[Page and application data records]
————————
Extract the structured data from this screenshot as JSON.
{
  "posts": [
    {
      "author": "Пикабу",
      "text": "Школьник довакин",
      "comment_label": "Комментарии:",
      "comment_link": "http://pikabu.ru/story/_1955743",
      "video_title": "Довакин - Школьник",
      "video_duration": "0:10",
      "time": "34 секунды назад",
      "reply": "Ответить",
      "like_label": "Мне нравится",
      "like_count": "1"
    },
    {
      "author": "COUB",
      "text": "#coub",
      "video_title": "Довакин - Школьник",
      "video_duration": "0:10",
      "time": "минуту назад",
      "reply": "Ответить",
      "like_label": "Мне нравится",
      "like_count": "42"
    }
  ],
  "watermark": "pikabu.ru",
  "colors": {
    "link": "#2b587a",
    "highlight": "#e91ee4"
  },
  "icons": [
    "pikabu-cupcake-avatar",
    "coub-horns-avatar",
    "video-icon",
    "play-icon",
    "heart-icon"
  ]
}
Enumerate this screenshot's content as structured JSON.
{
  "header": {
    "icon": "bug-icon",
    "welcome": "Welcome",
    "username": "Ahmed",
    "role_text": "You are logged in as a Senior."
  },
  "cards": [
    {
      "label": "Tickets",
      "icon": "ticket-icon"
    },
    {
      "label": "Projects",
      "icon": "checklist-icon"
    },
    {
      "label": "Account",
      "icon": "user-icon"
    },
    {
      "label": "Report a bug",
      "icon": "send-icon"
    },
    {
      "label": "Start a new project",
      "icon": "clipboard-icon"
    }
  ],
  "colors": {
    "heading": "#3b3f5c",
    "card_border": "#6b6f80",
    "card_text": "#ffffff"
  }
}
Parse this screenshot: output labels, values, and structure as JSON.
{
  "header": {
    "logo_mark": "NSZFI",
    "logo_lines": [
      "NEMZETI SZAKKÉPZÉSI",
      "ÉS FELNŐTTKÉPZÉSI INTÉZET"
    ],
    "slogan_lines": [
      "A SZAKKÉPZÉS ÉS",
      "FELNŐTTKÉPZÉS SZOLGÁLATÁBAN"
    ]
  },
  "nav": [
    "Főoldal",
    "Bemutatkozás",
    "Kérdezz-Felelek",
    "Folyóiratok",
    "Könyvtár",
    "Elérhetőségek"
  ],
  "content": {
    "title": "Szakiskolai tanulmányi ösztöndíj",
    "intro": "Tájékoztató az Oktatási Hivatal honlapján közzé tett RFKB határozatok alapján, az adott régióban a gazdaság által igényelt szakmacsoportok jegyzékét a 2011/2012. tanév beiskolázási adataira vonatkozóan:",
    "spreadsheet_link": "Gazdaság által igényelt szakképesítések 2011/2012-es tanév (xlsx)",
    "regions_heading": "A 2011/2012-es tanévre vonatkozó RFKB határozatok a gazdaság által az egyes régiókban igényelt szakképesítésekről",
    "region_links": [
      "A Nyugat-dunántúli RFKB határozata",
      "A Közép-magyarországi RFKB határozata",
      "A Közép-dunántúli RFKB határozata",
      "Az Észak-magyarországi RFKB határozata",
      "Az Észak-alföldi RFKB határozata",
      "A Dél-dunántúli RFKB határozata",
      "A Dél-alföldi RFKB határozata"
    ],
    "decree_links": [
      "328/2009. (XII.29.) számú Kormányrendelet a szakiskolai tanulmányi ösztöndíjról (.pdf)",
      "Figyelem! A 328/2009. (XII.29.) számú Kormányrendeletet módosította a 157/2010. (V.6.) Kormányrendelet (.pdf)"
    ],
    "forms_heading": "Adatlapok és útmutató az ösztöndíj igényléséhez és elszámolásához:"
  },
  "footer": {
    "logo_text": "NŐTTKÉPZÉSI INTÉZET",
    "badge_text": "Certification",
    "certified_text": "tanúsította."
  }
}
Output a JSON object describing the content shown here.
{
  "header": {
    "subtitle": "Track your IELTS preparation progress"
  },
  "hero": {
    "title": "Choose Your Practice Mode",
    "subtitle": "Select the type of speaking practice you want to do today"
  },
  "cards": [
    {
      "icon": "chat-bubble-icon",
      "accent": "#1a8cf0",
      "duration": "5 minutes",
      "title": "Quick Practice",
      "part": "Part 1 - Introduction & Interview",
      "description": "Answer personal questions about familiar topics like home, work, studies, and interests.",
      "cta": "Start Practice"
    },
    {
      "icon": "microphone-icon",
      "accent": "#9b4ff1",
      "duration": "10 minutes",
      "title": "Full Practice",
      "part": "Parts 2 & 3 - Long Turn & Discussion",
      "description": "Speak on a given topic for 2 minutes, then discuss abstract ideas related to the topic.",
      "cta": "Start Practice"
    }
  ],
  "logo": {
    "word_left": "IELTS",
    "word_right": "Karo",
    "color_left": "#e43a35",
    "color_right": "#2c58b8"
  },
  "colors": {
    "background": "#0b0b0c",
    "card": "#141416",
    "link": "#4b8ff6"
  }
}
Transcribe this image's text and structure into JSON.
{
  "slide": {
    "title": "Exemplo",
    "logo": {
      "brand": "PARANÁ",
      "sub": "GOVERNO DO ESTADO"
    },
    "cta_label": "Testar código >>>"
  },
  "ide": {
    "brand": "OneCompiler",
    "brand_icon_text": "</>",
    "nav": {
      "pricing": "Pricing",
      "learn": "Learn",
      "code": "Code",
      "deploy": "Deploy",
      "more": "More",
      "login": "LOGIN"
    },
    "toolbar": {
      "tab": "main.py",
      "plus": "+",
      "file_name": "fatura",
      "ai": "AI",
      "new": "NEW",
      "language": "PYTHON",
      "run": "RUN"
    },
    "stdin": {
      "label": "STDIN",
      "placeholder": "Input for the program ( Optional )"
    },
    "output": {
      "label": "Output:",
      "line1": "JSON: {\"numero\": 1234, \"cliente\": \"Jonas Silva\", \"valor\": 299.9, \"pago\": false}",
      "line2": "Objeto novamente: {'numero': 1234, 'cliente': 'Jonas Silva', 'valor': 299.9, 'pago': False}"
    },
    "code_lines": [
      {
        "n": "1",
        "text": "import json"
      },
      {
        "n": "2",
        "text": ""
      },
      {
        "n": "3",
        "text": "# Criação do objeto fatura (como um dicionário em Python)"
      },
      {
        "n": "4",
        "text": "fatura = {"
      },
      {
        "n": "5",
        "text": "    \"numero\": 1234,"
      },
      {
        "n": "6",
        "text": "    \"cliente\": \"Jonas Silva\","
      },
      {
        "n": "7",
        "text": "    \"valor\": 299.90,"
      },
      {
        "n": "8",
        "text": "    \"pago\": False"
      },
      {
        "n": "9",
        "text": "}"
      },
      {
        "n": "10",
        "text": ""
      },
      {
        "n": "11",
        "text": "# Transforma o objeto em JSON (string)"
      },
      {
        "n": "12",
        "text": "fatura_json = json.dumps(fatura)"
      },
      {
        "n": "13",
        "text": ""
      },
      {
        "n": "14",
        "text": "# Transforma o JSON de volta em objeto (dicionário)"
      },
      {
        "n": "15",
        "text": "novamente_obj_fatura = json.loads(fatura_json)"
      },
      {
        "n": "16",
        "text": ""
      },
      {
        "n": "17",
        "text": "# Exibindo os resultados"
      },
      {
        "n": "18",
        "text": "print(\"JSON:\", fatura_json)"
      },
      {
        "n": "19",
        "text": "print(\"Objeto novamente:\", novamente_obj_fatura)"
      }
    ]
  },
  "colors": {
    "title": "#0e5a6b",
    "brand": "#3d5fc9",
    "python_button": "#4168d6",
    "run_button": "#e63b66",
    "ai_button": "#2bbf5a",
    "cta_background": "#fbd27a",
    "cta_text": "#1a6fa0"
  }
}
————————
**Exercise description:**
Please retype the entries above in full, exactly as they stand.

**Exercise answer:**
Extract the structured data from this screenshot as JSON.
{
  "posts": [
    {
      "author": "Пикабу",
      "text": "Школьник довакин",
      "comment_label": "Комментарии:",
      "comment_link": "http://pikabu.ru/story/_1955743",
      "video_title": "Довакин - Школьник",
      "video_duration": "0:10",
      "time": "34 секунды назад",
      "reply": "Ответить",
      "like_label": "Мне нравится",
      "like_count": "1"
    },
    {
      "author": "COUB",
      "text": "#coub",
      "video_title": "Довакин - Школьник",
      "video_duration": "0:10",
      "time": "минуту назад",
      "reply": "Ответить",
      "like_label": "Мне нравится",
      "like_count": "42"
    }
  ],
  "watermark": "pikabu.ru",
  "colors": {
    "link": "#2b587a",
    "highlight": "#e91ee4"
  },
  "icons": [
    "pikabu-cupcake-avatar",
    "coub-horns-avatar",
    "video-icon",
    "play-icon",
    "heart-icon"
  ]
}
Enumerate this screenshot's content as structured JSON.
{
  "header": {
    "icon": "bug-icon",
    "welcome": "Welcome",
    "username": "Ahmed",
    "role_text": "You are logged in as a Senior."
  },
  "cards": [
    {
      "label": "Tickets",
      "icon": "ticket-icon"
    },
    {
      "label": "Projects",
      "icon": "checklist-icon"
    },
    {
      "label": "Account",
      "icon": "user-icon"
    },
    {
      "label": "Report a bug",
      "icon": "send-icon"
    },
    {
      "label": "Start a new project",
      "icon": "clipboard-icon"
    }
  ],
  "colors": {
    "heading": "#3b3f5c",
    "card_border": "#6b6f80",
    "card_text": "#ffffff"
  }
}
Parse this screenshot: output labels, values, and structure as JSON.
{
  "header": {
    "logo_mark": "NSZFI",
    "logo_lines": [
      "NEMZETI SZAKKÉPZÉSI",
      "ÉS FELNŐTTKÉPZÉSI INTÉZET"
    ],
    "slogan_lines": [
      "A SZAKKÉPZÉS ÉS",
      "FELNŐTTKÉPZÉS SZOLGÁLATÁBAN"
    ]
  },
  "nav": [
    "Főoldal",
    "Bemutatkozás",
    "Kérdezz-Felelek",
    "Folyóiratok",
    "Könyvtár",
    "Elérhetőségek"
  ],
  "content": {
    "title": "Szakiskolai tanulmányi ösztöndíj",
    "intro": "Tájékoztató az Oktatási Hivatal honlapján közzé tett RFKB határozatok alapján, az adott régióban a gazdaság által igényelt szakmacsoportok jegyzékét a 2011/2012. tanév beiskolázási adataira vonatkozóan:",
    "spreadsheet_link": "Gazdaság által igényelt szakképesítések 2011/2012-es tanév (xlsx)",
    "regions_heading": "A 2011/2012-es tanévre vonatkozó RFKB határozatok a gazdaság által az egyes régiókban igényelt szakképesítésekről",
    "region_links": [
      "A Nyugat-dunántúli RFKB határozata",
      "A Közép-magyarországi RFKB határozata",
      "A Közép-dunántúli RFKB határozata",
      "Az Észak-magyarországi RFKB határozata",
      "Az Észak-alföldi RFKB határozata",
      "A Dél-dunántúli RFKB határozata",
      "A Dél-alföldi RFKB határozata"
    ],
    "decree_links": [
      "328/2009. (XII.29.) számú Kormányrendelet a szakiskolai tanulmányi ösztöndíjról (.pdf)",
      "Figyelem! A 328/2009. (XII.29.) számú Kormányrendeletet módosította a 157/2010. (V.6.) Kormányrendelet (.pdf)"
    ],
    "forms_heading": "Adatlapok és útmutató az ösztöndíj igényléséhez és elszámolásához:"
  },
  "footer": {
    "logo_text": "NŐTTKÉPZÉSI INTÉZET",
    "badge_text": "Certification",
    "certified_text": "tanúsította."
  }
}
Output a JSON object describing the content shown here.
{
  "header": {
    "subtitle": "Track your IELTS preparation progress"
  },
  "hero": {
    "title": "Choose Your Practice Mode",
    "subtitle": "Select the type of speaking practice you want to do today"
  },
  "cards": [
    {
      "icon": "chat-bubble-icon",
      "accent": "#1a8cf0",
      "duration": "5 minutes",
      "title": "Quick Practice",
      "part": "Part 1 - Introduction & Interview",
      "description": "Answer personal questions about familiar topics like home, work, studies, and interests.",
      "cta": "Start Practice"
    },
    {
      "icon": "microphone-icon",
      "accent": "#9b4ff1",
      "duration": "10 minutes",
      "title": "Full Practice",
      "part": "Parts 2 & 3 - Long Turn & Discussion",
      "description": "Speak on a given topic for 2 minutes, then discuss abstract ideas related to the topic.",
      "cta": "Start Practice"
    }
  ],
  "logo": {
    "word_left": "IELTS",
    "word_right": "Karo",
    "color_left": "#e43a35",
    "color_right": "#2c58b8"
  },
  "colors": {
    "background": "#0b0b0c",
    "card": "#141416",
    "link": "#4b8ff6"
  }
}
Transcribe this image's text and structure into JSON.
{
  "slide": {
    "title": "Exemplo",
    "logo": {
      "brand": "PARANÁ",
      "sub": "GOVERNO DO ESTADO"
    },
    "cta_label": "Testar código >>>"
  },
  "ide": {
    "brand": "OneCompiler",
    "brand_icon_text": "</>",
    "nav": {
      "pricing": "Pricing",
      "learn": "Learn",
      "code": "Code",
      "deploy": "Deploy",
      "more": "More",
      "login": "LOGIN"
    },
    "toolbar": {
      "tab": "main.py",
      "plus": "+",
      "file_name": "fatura",
      "ai": "AI",
      "new": "NEW",
      "language": "PYTHON",
      "run": "RUN"
    },
    "stdin": {
      "label": "STDIN",
      "placeholder": "Input for the program ( Optional )"
    },
    "output": {
      "label": "Output:",
      "line1": "JSON: {\"numero\": 1234, \"cliente\": \"Jonas Silva\", \"valor\": 299.9, \"pago\": false}",
      "line2": "Objeto novamente: {'numero': 1234, 'cliente': 'Jonas Silva', 'valor': 299.9, 'pago': False}"
    },
    "code_lines": [
      {
        "n": "1",
        "text": "import json"
      },
      {
        "n": "2",
        "text": ""
      },
      {
        "n": "3",
        "text": "# Criação do objeto fatura (como um dicionário em Python)"
      },
      {
        "n": "4",
        "text": "fatura = {"
      },
      {
        "n": "5",
        "text": "    \"numero\": 1234,"
      },
      {
        "n": "6",
        "text": "    \"cliente\": \"Jonas Silva\","
      },
      {
        "n": "7",
        "text": "    \"valor\": 299.90,"
      },
      {
        "n": "8",
        "text": "    \"pago\": False"
      },
      {
        "n": "9",
        "text": "}"
      },
      {
        "n": "10",
        "text": ""
      },
      {
        "n": "11",
        "text": "# Transforma o objeto em JSON (string)"
      },
      {
        "n": "12",
        "text": "fatura_json = json.dumps(fatura)"
      },
      {
        "n": "13",
        "text": ""
      },
      {
        "n": "14",
        "text": "# Transforma o JSON de volta em objeto (dicionário)"
      },
      {
        "n": "15",
        "text": "novamente_obj_fatura = json.loads(fatura_json)"
      },
      {
        "n": "16",
        "text": ""
      },
      {
        "n": "17",
        "text": "# Exibindo os resultados"
      },
      {
        "n": "18",
        "text": "print(\"JSON:\", fatura_json)"
      },
      {
        "n": "19",
        "text": "print(\"Objeto novamente:\", novamente_obj_fatura)"
      }
    ]
  },
  "colors": {
    "title": "#0e5a6b",
    "brand": "#3d5fc9",
    "python_button": "#4168d6",
    "run_button": "#e63b66",
    "ai_button": "#2bbf5a",
    "cta_background": "#fbd27a",
    "cta_text": "#1a6fa0"
  }
}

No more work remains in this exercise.